"I want to be a part of a church where the pastor addicted to approval realizes he needs grace as much as the elder caught in an affair. We're addicted to the pretense of self-sufficiencey, which of course leaves us all terrified."

Jason said...

Wow. I could only hope to ever have such a successful encounter. Thanks for the awesome story, Paul.

ezekiel said...

Good post Paul!

Somehow we seem to have lost the fact that the spiritual deliverance from our bondage to sin, that Jesus provided on the Cross simply hasn't happened in a lot of people that profess to know him.

It is easy to see sin and point it out in other peoples lives while totally ignoring our own. Spurgeon had a good devotional the other day on light and darkness in a saved sinner. If the light is really there to begin with, just a seed, then the progression to more light and less darkness has to happen, will happen. No matter what sin/darkness it just has to decrease as righteousness increases.

Tit 2:14 Who gave Himself on our behalf that He might redeem us (purchase our freedom) from all iniquity and purify for Himself a people [to be peculiarly His own, people who are] eager and enthusiastic about [living a life that is good and filled with] beneficial deeds. [Deut. 14:2; Ps. 130:8; Ezek. 37:23.]

1Pe 2:9 But you are a chosen race, a royal priesthood, a dedicated nation, [God's] own purchased, special people, that you may set forth the wonderful deeds and display the virtues and perfections of Him Who called you out of darkness into His marvelous light. [Exod. 19:5, 6.]

We as Christians are to be light, salt, seperate, different. Unfortunatley, there has been a lot of teaching that we can be the same, worldly creatures as those around us and in the world manifesting no change or difference and yet call ourselves Christians.

I have been reading through Ezra and Nehemiah and in Nehemiah 13:7-8 his indignation at Tobiah. Do you think at some point we need the same zeal and dedication to Christ they had to God? We seem to be over run by Tobiahs these days.

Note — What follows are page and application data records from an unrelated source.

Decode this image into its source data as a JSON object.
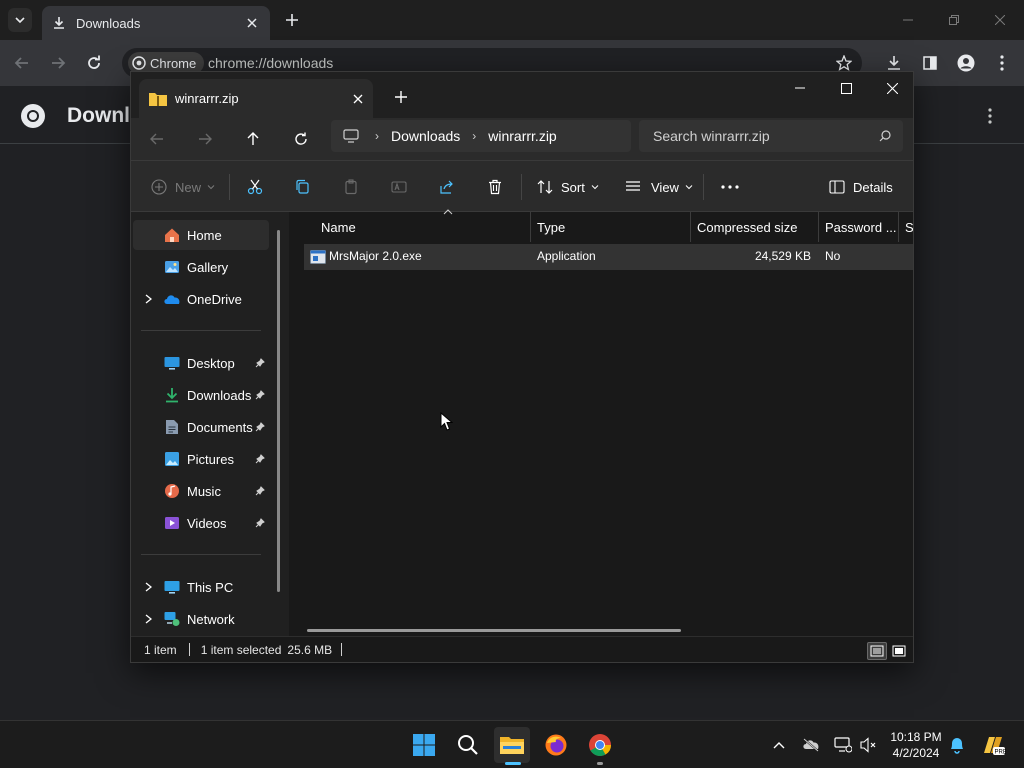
{
  "chrome": {
    "tab_title": "Downloads",
    "omnibox_chip": "Chrome",
    "url": "chrome://downloads",
    "page_title": "Downloads"
  },
  "explorer": {
    "tab_title": "winrarrr.zip",
    "breadcrumbs": [
      "Downloads",
      "winrarrr.zip"
    ],
    "search_placeholder": "Search winrarrr.zip",
    "commands": {
      "new": "New",
      "sort": "Sort",
      "view": "View",
      "details": "Details"
    },
    "nav_items": [
      {
        "label": "Home",
        "icon": "home-icon"
      },
      {
        "label": "Gallery",
        "icon": "gallery-icon"
      },
      {
        "label": "OneDrive",
        "icon": "onedrive-icon"
      },
      {
        "label": "Desktop",
        "icon": "desktop-icon"
      },
      {
        "label": "Downloads",
        "icon": "downloads-icon"
      },
      {
        "label": "Documents",
        "icon": "documents-icon"
      },
      {
        "label": "Pictures",
        "icon": "pictures-icon"
      },
      {
        "label": "Music",
        "icon": "music-icon"
      },
      {
        "label": "Videos",
        "icon": "videos-icon"
      },
      {
        "label": "This PC",
        "icon": "this-pc-icon"
      },
      {
        "label": "Network",
        "icon": "network-icon"
      }
    ],
    "columns": [
      "Name",
      "Type",
      "Compressed size",
      "Password ...",
      "Si"
    ],
    "files": [
      {
        "name": "MrsMajor 2.0.exe",
        "type": "Application",
        "compressed_size": "24,529 KB",
        "password": "No"
      }
    ],
    "status": {
      "count": "1 item",
      "selected": "1 item selected",
      "size": "25.6 MB"
    }
  },
  "taskbar": {
    "time": "10:18 PM",
    "date": "4/2/2024"
  },
  "colors": {
    "accent_blue": "#4cc2ff",
    "folder_yellow": "#f5c542"
  }
}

I know we have to be careful where we draw the line and we need to seek balance. You did an exceedingly good job of that with your counsel to this young man. But you didn't water down your salt, you didn't conform to his worldly view and you kept contending for your faith, all in the spirit of love.

Paul Burleson said...

Bryan, Steve, Scott, Jason, ezekiel,

Sorry guys for the delay in responding. My plate has been full and will not be cleared off until next Monday.

Thanks for stopping by and commenting. I'll look at your comments again next week and respond if needed.